"Cool Product with 4" display"

From the browsers perspective, the text in blue will not be threatened as part of the product name but it can not be evaluated as a command either bringing the browser into an unexpected state where it has to abort the current operation: for example, tracking your purchase data.

There are two reasons related to the limitations of Google Analytics tracking:

#9 Too many products are included in one transaction

Too many productsThis one applies if you are using the so called enhanced ecommerce tracking of Google Analytics. This is the next generation of ecommerce tracking within GA, it has lots of possibilities if you are using this with Google Tag Manager (which I would like to explain in a separate article too).

Now let’s learn something (probably) new: the definition of hit payload.

Think about all the data Google Analytics collects while your page loads. Even if you are not using ecommerce tracking, by just putting the default tracking code into your website, you will see many-many data about your user in your reports: sources, maybe keywords, data about screen size, page title, etc. Now imagine a quite large order on your webshop with either lots of products or with fewer products but with very long product names. Add to this to the data being tracked by default.

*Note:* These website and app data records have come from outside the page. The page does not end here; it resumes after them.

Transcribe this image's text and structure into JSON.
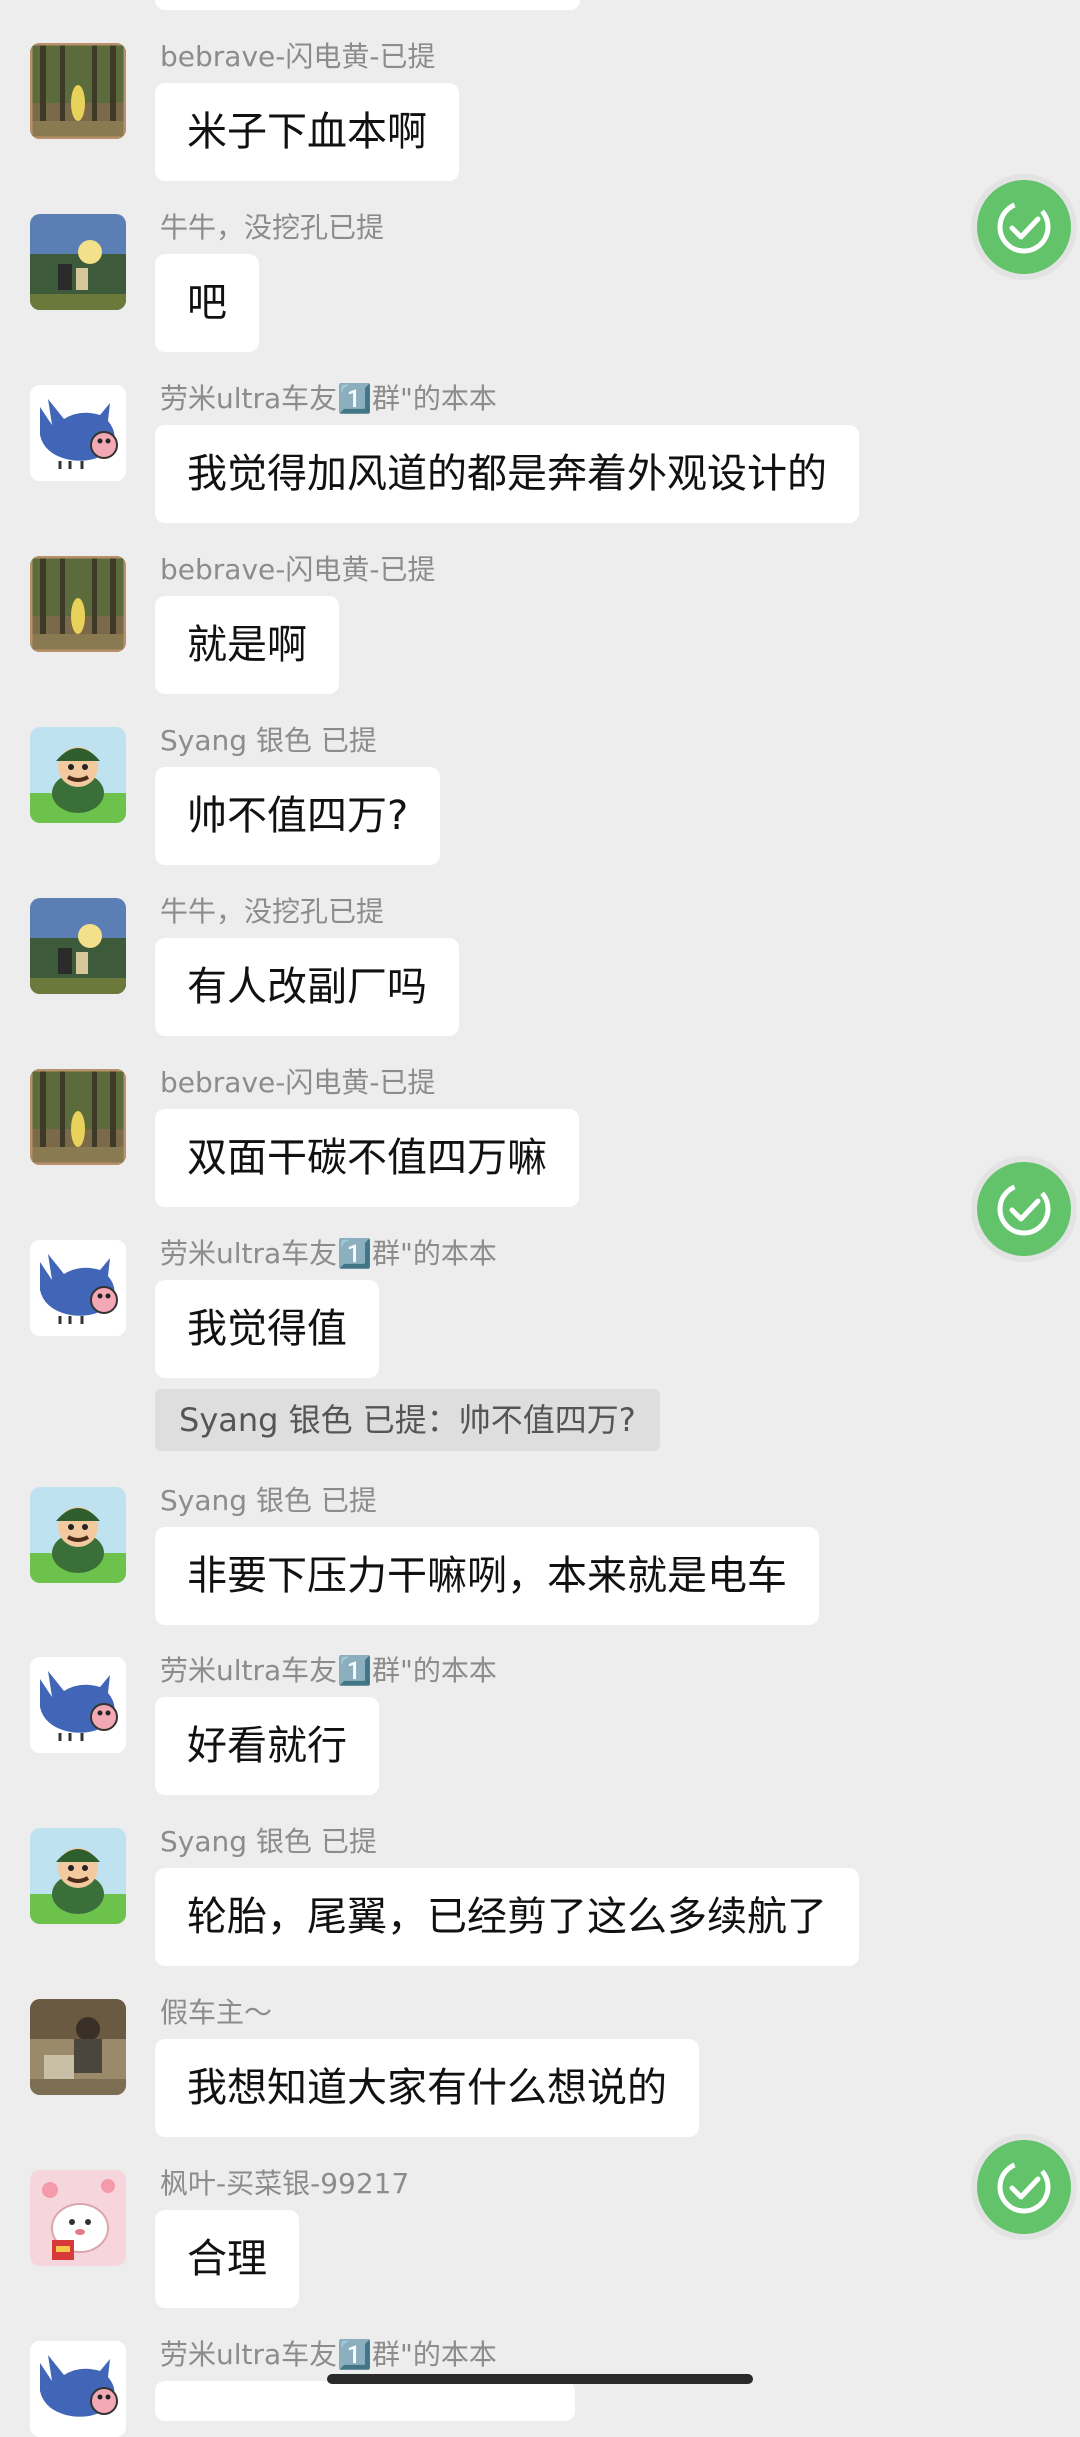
{
  "messages": [
    {
      "sender": "bebrave-闪电黄-已提",
      "text": "米子下血本啊"
    },
    {
      "sender": "牛牛，没挖孔已提",
      "text": "吧"
    },
    {
      "sender": "劳米ultra车友1️⃣群\"的本本",
      "text": "我觉得加风道的都是奔着外观设计的"
    },
    {
      "sender": "bebrave-闪电黄-已提",
      "text": "就是啊"
    },
    {
      "sender": "Syang  银色 已提",
      "text": "帅不值四万?"
    },
    {
      "sender": "牛牛，没挖孔已提",
      "text": "有人改副厂吗"
    },
    {
      "sender": "bebrave-闪电黄-已提",
      "text": "双面干碳不值四万嘛"
    },
    {
      "sender": "劳米ultra车友1️⃣群\"的本本",
      "text": "我觉得值"
    },
    {
      "sender": "Syang  银色 已提",
      "text": "非要下压力干嘛咧，本来就是电车"
    },
    {
      "sender": "劳米ultra车友1️⃣群\"的本本",
      "text": "好看就行"
    },
    {
      "sender": "Syang  银色 已提",
      "text": "轮胎，尾翼，已经剪了这么多续航了"
    },
    {
      "sender": "假车主～",
      "text": "我想知道大家有什么想说的"
    },
    {
      "sender": "枫叶-买菜银-99217",
      "text": "合理"
    },
    {
      "sender": "劳米ultra车友1️⃣群\"的本本",
      "text": ""
    }
  ],
  "quote": {
    "text": "Syang  银色 已提：帅不值四万?"
  },
  "colors": {
    "background": "#ededed",
    "bubble": "#ffffff",
    "sender": "#8c8c8c",
    "fab": "#62c36a"
  },
  "icons": {
    "fab": "check-circle-icon"
  }
}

Now think of a black paper where you start writing every collected data next to each other. You also write short names next to all data so that you know what numbers and texts belong to certain dimensions. After you’ve written all collected data to this sheet, this will be your so called hit payload, the data being sent to Google while your page loads. If this includes product names, brand names, product category names (with lots of category levels), this can be quite long can’t it be?

Google Analytics will however drop this payload and not send to Google’s servers if the size (length) of this payload grows over 8kB. That is 8192 byte which is usually 8192 characters except for some non-latin (or non-latin1) languages where more than one byte is needed to identify a single character. On a thank you page with lots of products in the order this can be achieved quickly.

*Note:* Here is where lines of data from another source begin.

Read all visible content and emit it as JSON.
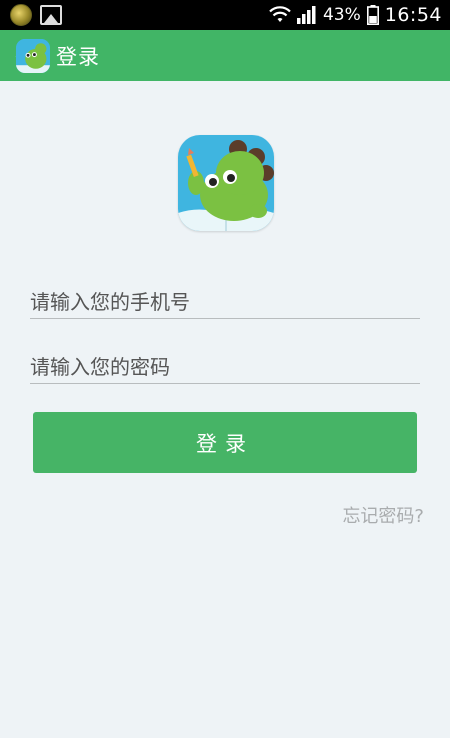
{
  "status_bar": {
    "battery_percent": "43%",
    "time": "16:54",
    "icons": [
      "notification-app-icon",
      "gallery-icon",
      "wifi-icon",
      "signal-icon",
      "battery-icon"
    ]
  },
  "app_bar": {
    "back_glyph": "〈",
    "title": "登录"
  },
  "login": {
    "phone_placeholder": "请输入您的手机号",
    "password_placeholder": "请输入您的密码",
    "button_label": "登录",
    "forgot_password": "忘记密码?"
  },
  "colors": {
    "brand_green": "#41b566",
    "button_green": "#46b466",
    "logo_blue": "#3fb5e0",
    "background": "#eef3f6"
  }
}
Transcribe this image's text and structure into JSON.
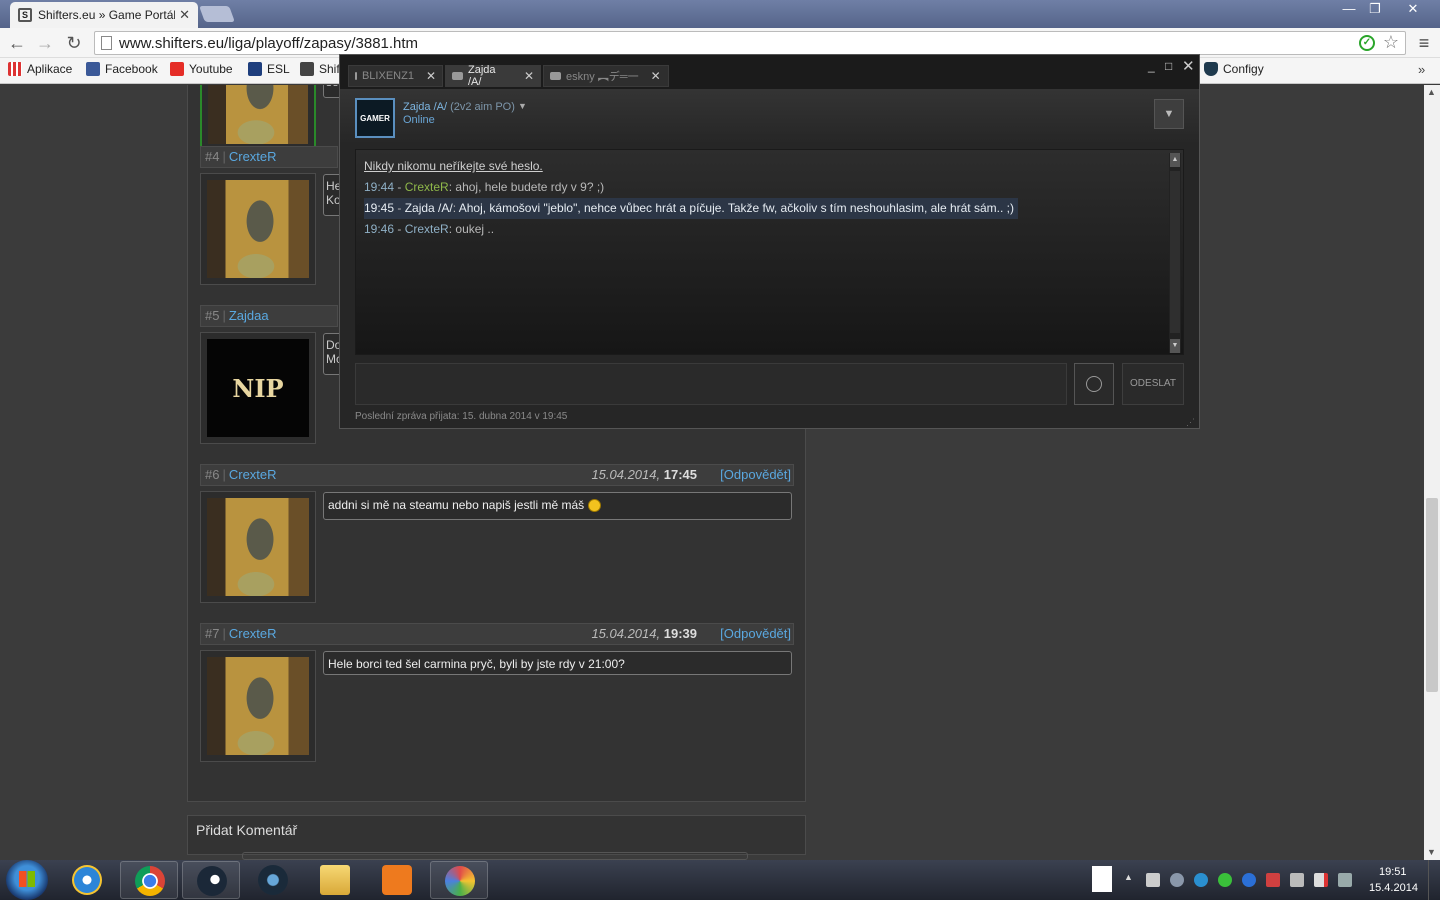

But what can you do in such cases?

  1. Google Analytics allows you to import product data like product names, brand names, category names using a CSV upload or with a programmatic way. Here you send within the hit payload only the SKUs of your products and join other product data on the Google Analytics UI using CSV upload for example. Google Analytics will look at your uploaded CSV product data while processing the incoming purchase data with your SKUs and if it finds the ordered products within this CSV, it will populate ecommerce reports using the data found in your uploaded CSV
  2. You or your programmer may hook into the flow of Google Analytics data collection and divide all hit payload into smaller parts. A great solution can be found in this article by LunaMetrics.

#10 Too many interactions has been tracked in one session

Too many interactionsAnother limitation of Google Analytics tracking is that it allows you to send “only” 500 hits per session. A hit is usually a pageload but a click on your product on your category page or on the add to cart button will be also a hit if you track them as those events should be tracked. Now imagine a user that really tries to find the proper products. It searches for lots of products, puts them into the cart and when this user finally reaches your order thank you page, this will be interaction#501 in this session. And in this case, Google drops the hit that includes the purchase data.

Websites with higher pages / session metrics can be affected by this limitation but a lower pages / session next to lots of event tracking can prevent proper tracking too.

 

Summary

As you can see there can be several reasons for any missing transaction in your Google Analytics reports. You should always respect user privacy at first and then try to fix other possible reasons.100% accuracy and parity can be usually not achieved but you can sometimes improve the ratio of tracked purchases. Accepting this is usually the better choice as to try to track everything and everybody regardless of the choice of your user.